Exercise requirements:
Scan the entries for the word "true" and return every line that has it.

Stored items from a collection
_____
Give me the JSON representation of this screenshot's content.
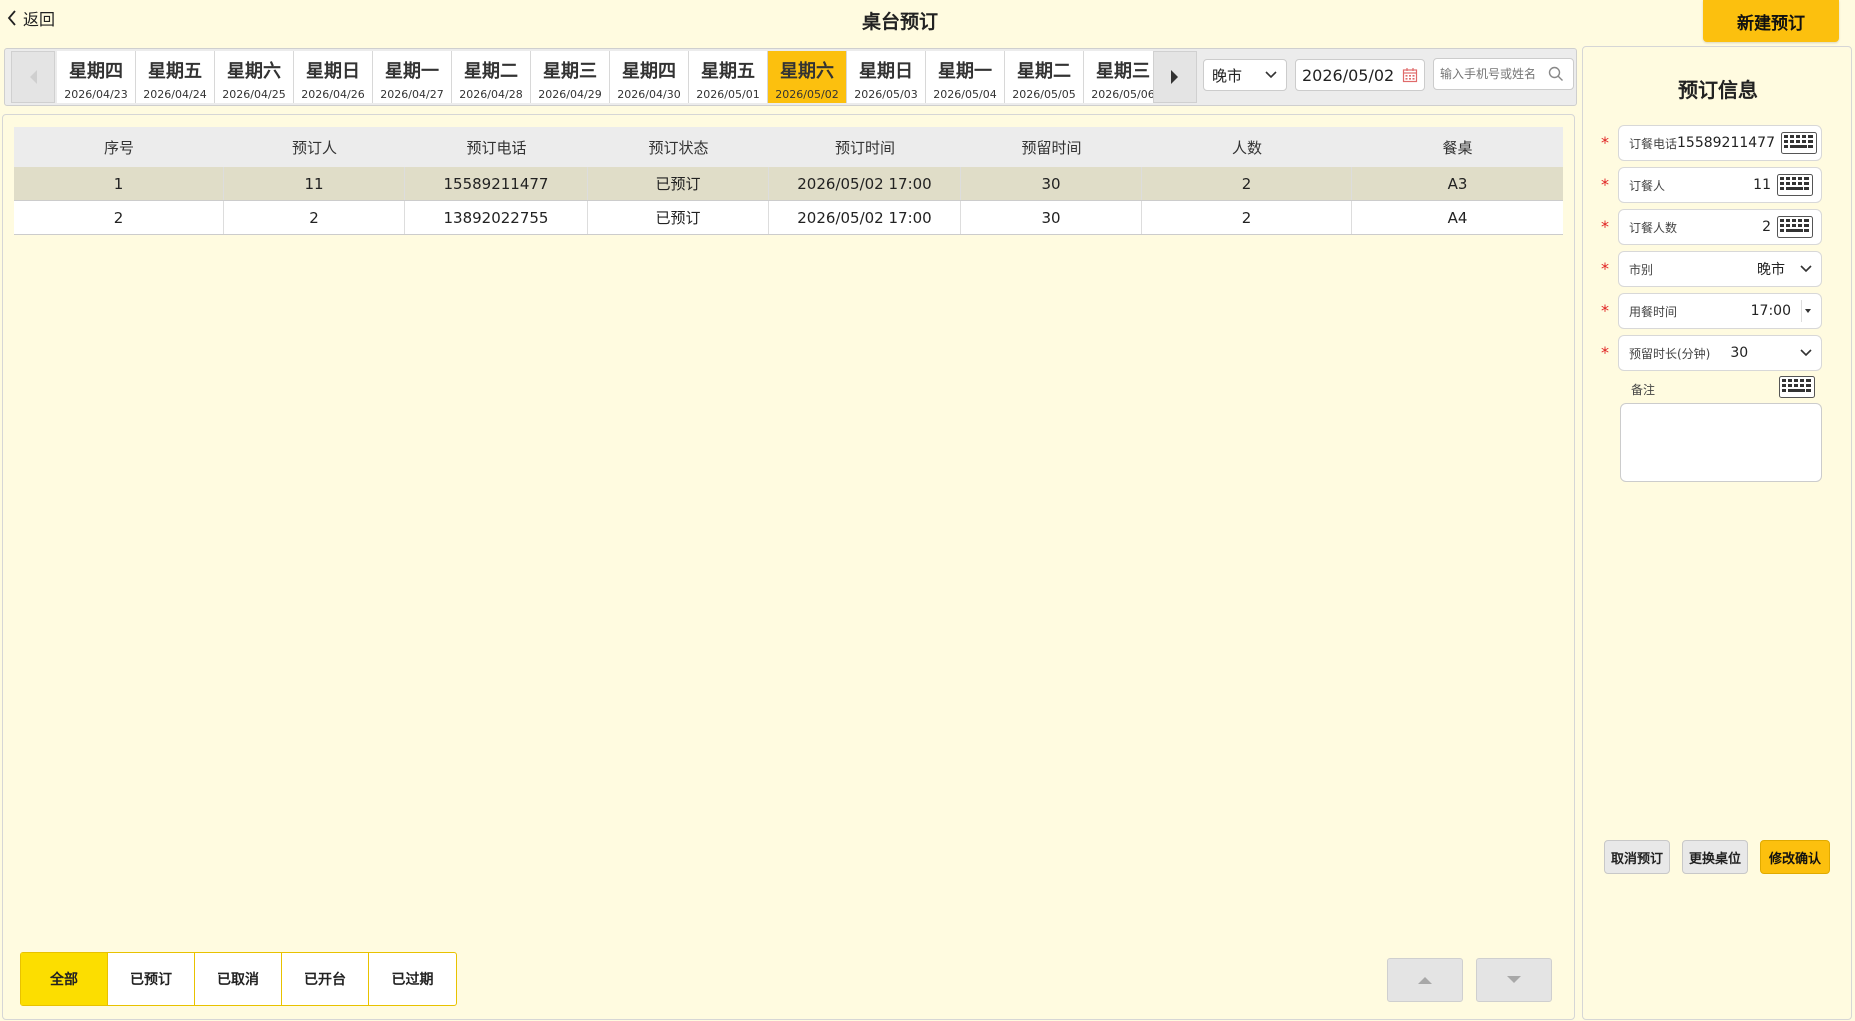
{
  "header": {
    "back_label": "返回",
    "title": "桌台预订",
    "new_button": "新建预订"
  },
  "date_strip": {
    "days": [
      {
        "weekday": "星期四",
        "date": "2026/04/23"
      },
      {
        "weekday": "星期五",
        "date": "2026/04/24"
      },
      {
        "weekday": "星期六",
        "date": "2026/04/25"
      },
      {
        "weekday": "星期日",
        "date": "2026/04/26"
      },
      {
        "weekday": "星期一",
        "date": "2026/04/27"
      },
      {
        "weekday": "星期二",
        "date": "2026/04/28"
      },
      {
        "weekday": "星期三",
        "date": "2026/04/29"
      },
      {
        "weekday": "星期四",
        "date": "2026/04/30"
      },
      {
        "weekday": "星期五",
        "date": "2026/05/01"
      },
      {
        "weekday": "星期六",
        "date": "2026/05/02"
      },
      {
        "weekday": "星期日",
        "date": "2026/05/03"
      },
      {
        "weekday": "星期一",
        "date": "2026/05/04"
      },
      {
        "weekday": "星期二",
        "date": "2026/05/05"
      },
      {
        "weekday": "星期三",
        "date": "2026/05/06"
      }
    ],
    "selected_index": 9,
    "meal_select": "晚市",
    "date_value": "2026/05/02",
    "search_placeholder": "输入手机号或姓名"
  },
  "table": {
    "columns": [
      "序号",
      "预订人",
      "预订电话",
      "预订状态",
      "预订时间",
      "预留时间",
      "人数",
      "餐桌"
    ],
    "rows": [
      [
        "1",
        "11",
        "15589211477",
        "已预订",
        "2026/05/02 17:00",
        "30",
        "2",
        "A3"
      ],
      [
        "2",
        "2",
        "13892022755",
        "已预订",
        "2026/05/02 17:00",
        "30",
        "2",
        "A4"
      ]
    ],
    "selected_row": 0
  },
  "filters": {
    "items": [
      "全部",
      "已预订",
      "已取消",
      "已开台",
      "已过期"
    ],
    "active_index": 0
  },
  "side": {
    "title": "预订信息",
    "phone": {
      "label": "订餐电话",
      "value": "15589211477"
    },
    "booker": {
      "label": "订餐人",
      "value": "11"
    },
    "guests": {
      "label": "订餐人数",
      "value": "2"
    },
    "meal": {
      "label": "市别",
      "value": "晚市"
    },
    "dining_time": {
      "label": "用餐时间",
      "value": "17:00"
    },
    "hold": {
      "label": "预留时长(分钟)",
      "value": "30"
    },
    "note_label": "备注",
    "note_value": "",
    "buttons": {
      "cancel": "取消预订",
      "change_table": "更换桌位",
      "confirm": "修改确认"
    }
  },
  "colors": {
    "accent": "#fcc00e",
    "background": "#fffbe0",
    "required": "#e02020",
    "selected_row": "#e0ddc8"
  }
}
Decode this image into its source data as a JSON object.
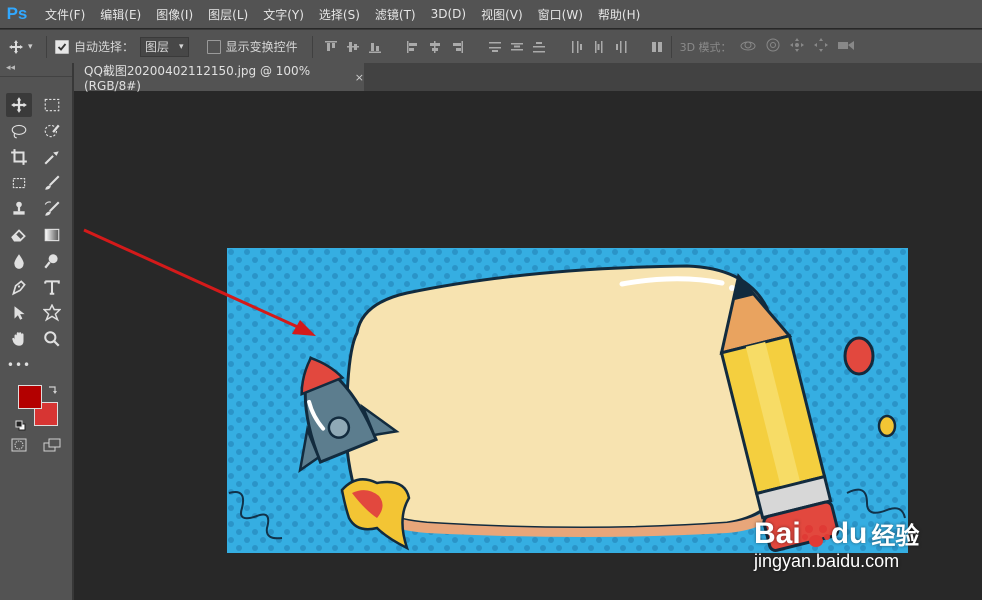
{
  "app": {
    "logo": "Ps"
  },
  "menu": [
    "文件(F)",
    "编辑(E)",
    "图像(I)",
    "图层(L)",
    "文字(Y)",
    "选择(S)",
    "滤镜(T)",
    "3D(D)",
    "视图(V)",
    "窗口(W)",
    "帮助(H)"
  ],
  "options": {
    "auto_select_label": "自动选择：",
    "auto_select_value": "图层",
    "show_transform_label": "显示变换控件",
    "mode_3d_label": "3D 模式："
  },
  "document": {
    "tab_title": "QQ截图20200402112150.jpg @ 100%(RGB/8#)",
    "close": "×"
  },
  "toolbar": {
    "top_marker": "◂◂",
    "dots": "•••"
  },
  "colors": {
    "foreground": "#b30000",
    "background": "#d73533",
    "accent_blue": "#31a8ff",
    "arrow": "#d41a1a"
  },
  "watermark": {
    "brand": "Bai",
    "brand2": "du",
    "suffix": "经验",
    "url": "jingyan.baidu.com"
  }
}
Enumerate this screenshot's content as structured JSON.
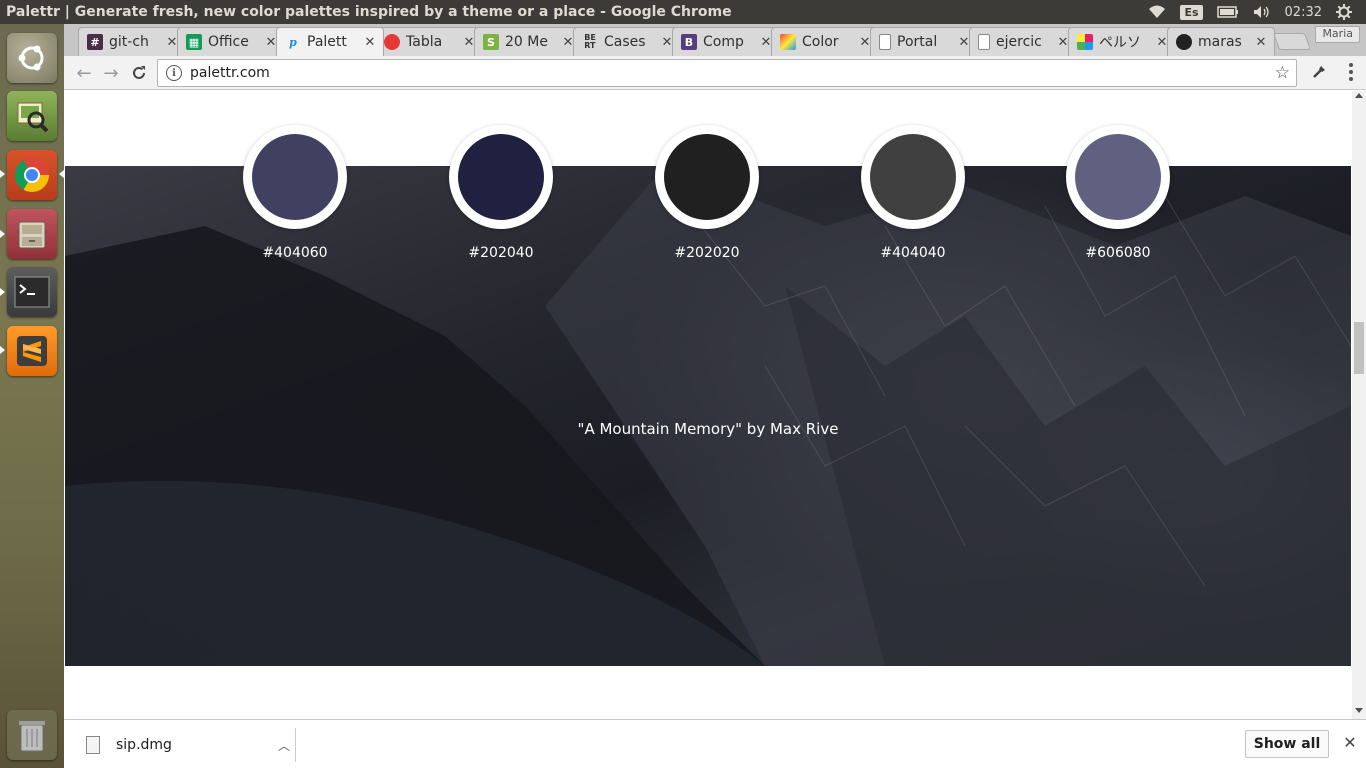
{
  "window": {
    "title": "Palettr | Generate fresh, new color palettes inspired by a theme or a place - Google Chrome"
  },
  "panel": {
    "keyboard_layout": "Es",
    "clock": "02:32"
  },
  "launcher": {
    "items": [
      {
        "name": "ubuntu-dash-icon"
      },
      {
        "name": "image-viewer-icon"
      },
      {
        "name": "chrome-icon"
      },
      {
        "name": "file-cabinet-icon"
      },
      {
        "name": "terminal-icon"
      },
      {
        "name": "sublime-text-icon"
      },
      {
        "name": "trash-icon"
      }
    ]
  },
  "tabs": [
    {
      "label": "git-ch",
      "favicon": "#",
      "fav_color": "#4a2e45",
      "active": false
    },
    {
      "label": "Office",
      "favicon": "▦",
      "fav_color": "#0f9d58",
      "active": false
    },
    {
      "label": "Palett",
      "favicon": "p",
      "fav_color": "#1e88e5",
      "active": true
    },
    {
      "label": "Tabla",
      "favicon": "●",
      "fav_color": "#e53935",
      "active": false
    },
    {
      "label": "20 Me",
      "favicon": "S",
      "fav_color": "#7cb342",
      "active": false
    },
    {
      "label": "Cases",
      "favicon": "BE",
      "fav_color": "#555555",
      "active": false
    },
    {
      "label": "Comp",
      "favicon": "B",
      "fav_color": "#563d7c",
      "active": false
    },
    {
      "label": "Color",
      "favicon": "◆",
      "fav_color": "#e64a19",
      "active": false
    },
    {
      "label": "Portal",
      "favicon": "▭",
      "fav_color": "#9e9e9e",
      "active": false
    },
    {
      "label": "ejercic",
      "favicon": "▭",
      "fav_color": "#9e9e9e",
      "active": false
    },
    {
      "label": "ペルソ",
      "favicon": "■",
      "fav_color": "#e91e63",
      "active": false
    },
    {
      "label": "maras",
      "favicon": "◉",
      "fav_color": "#222222",
      "active": false
    }
  ],
  "profile_name": "Maria",
  "omnibox": {
    "url": "palettr.com"
  },
  "page": {
    "swatches": [
      {
        "hex": "#404060",
        "color": "#404060"
      },
      {
        "hex": "#202040",
        "color": "#202040"
      },
      {
        "hex": "#202020",
        "color": "#202020"
      },
      {
        "hex": "#404040",
        "color": "#404040"
      },
      {
        "hex": "#606080",
        "color": "#606080"
      }
    ],
    "credit": "\"A Mountain Memory\" by Max Rive"
  },
  "downloads": {
    "file_name": "sip.dmg",
    "show_all_label": "Show all"
  }
}
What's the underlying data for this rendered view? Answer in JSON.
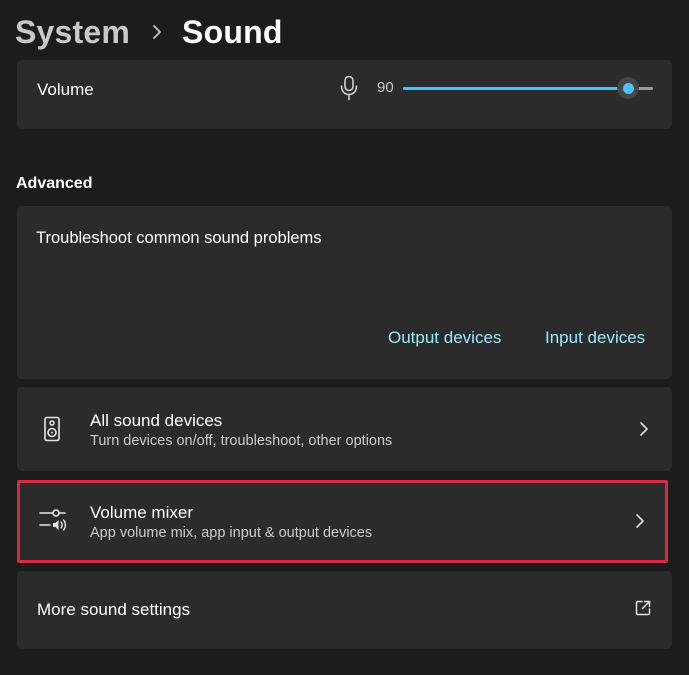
{
  "breadcrumb": {
    "parent": "System",
    "current": "Sound"
  },
  "volume": {
    "label": "Volume",
    "value": "90",
    "level_percent": 90,
    "icon": "microphone-icon",
    "accent_color": "#4cc2ff"
  },
  "advanced": {
    "heading": "Advanced",
    "troubleshoot": {
      "title": "Troubleshoot common sound problems",
      "output_link": "Output devices",
      "input_link": "Input devices",
      "link_color": "#99ebff"
    },
    "all_sound_devices": {
      "title": "All sound devices",
      "subtitle": "Turn devices on/off, troubleshoot, other options",
      "icon": "speaker-icon"
    },
    "volume_mixer": {
      "title": "Volume mixer",
      "subtitle": "App volume mix, app input & output devices",
      "icon": "mixer-icon",
      "highlight_color": "#d42a44"
    },
    "more_sound_settings": {
      "title": "More sound settings",
      "icon": "external-link-icon"
    }
  }
}
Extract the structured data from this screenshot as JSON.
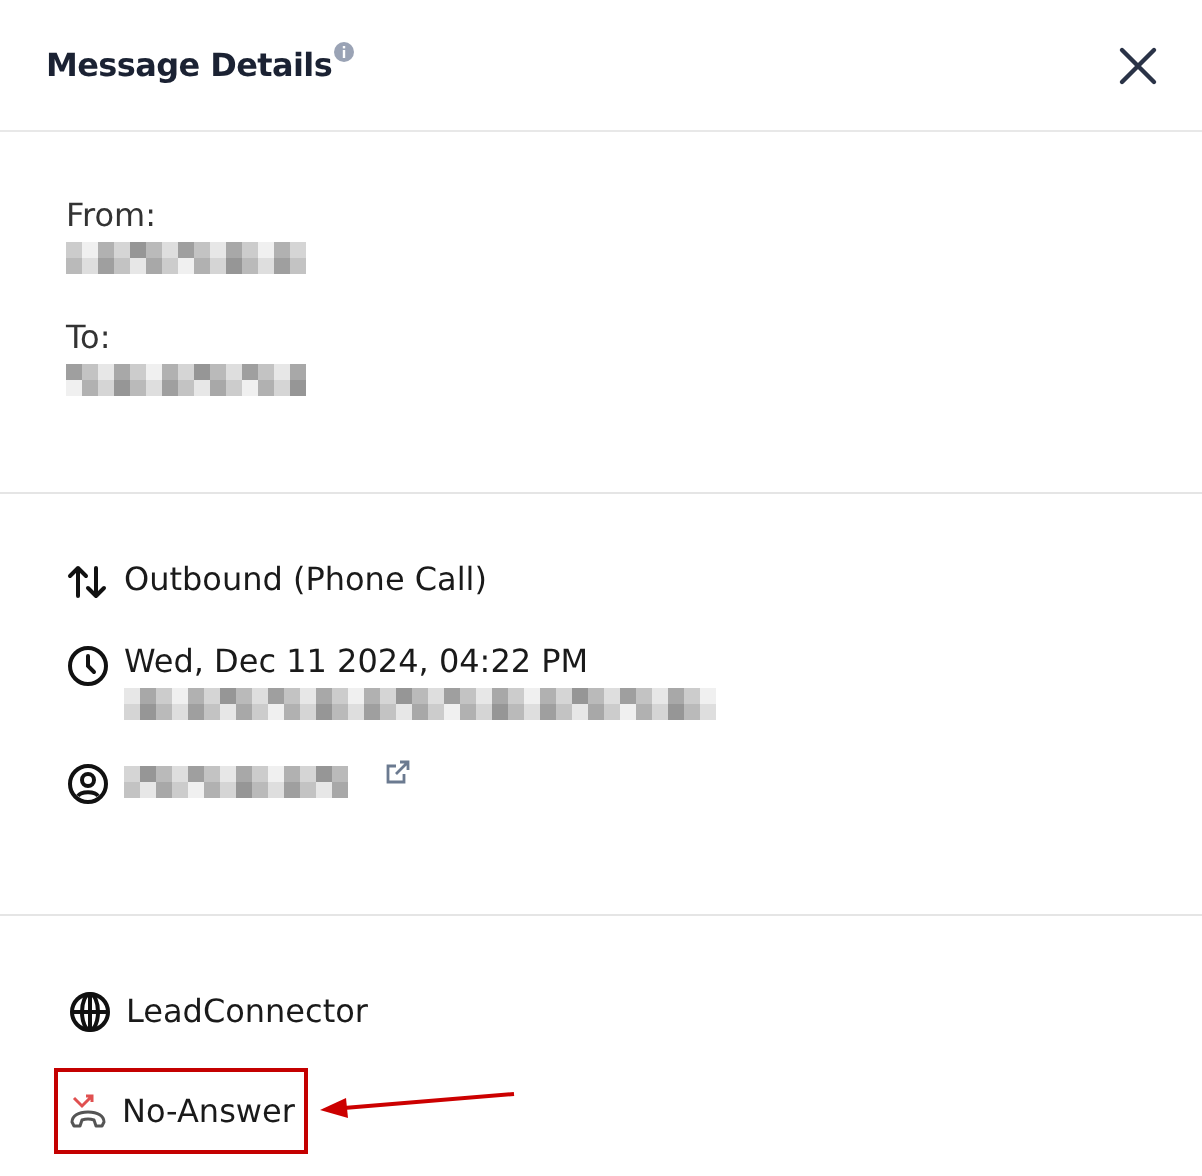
{
  "panel": {
    "title": "Message Details",
    "has_info": true
  },
  "addresses": [
    {
      "label": "From:",
      "redacted": true
    },
    {
      "label": "To:",
      "redacted": true
    }
  ],
  "details": [
    {
      "kind": "direction",
      "text": "Outbound (Phone Call)"
    },
    {
      "kind": "time",
      "text": "Wed, Dec 11 2024, 04:22 PM",
      "sub_redacted": true
    },
    {
      "kind": "contact",
      "redacted": true,
      "external_link": true
    }
  ],
  "meta": [
    {
      "kind": "channel",
      "text": "LeadConnector",
      "highlighted": false
    },
    {
      "kind": "status",
      "text": "No-Answer",
      "highlighted": true
    }
  ]
}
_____
Written solution:
      "active": true
    "has_info": true
      "redacted": true
      "redacted": true
      "sub_redacted": true
      "redacted": true,
      "external_link": true
      "highlighted": true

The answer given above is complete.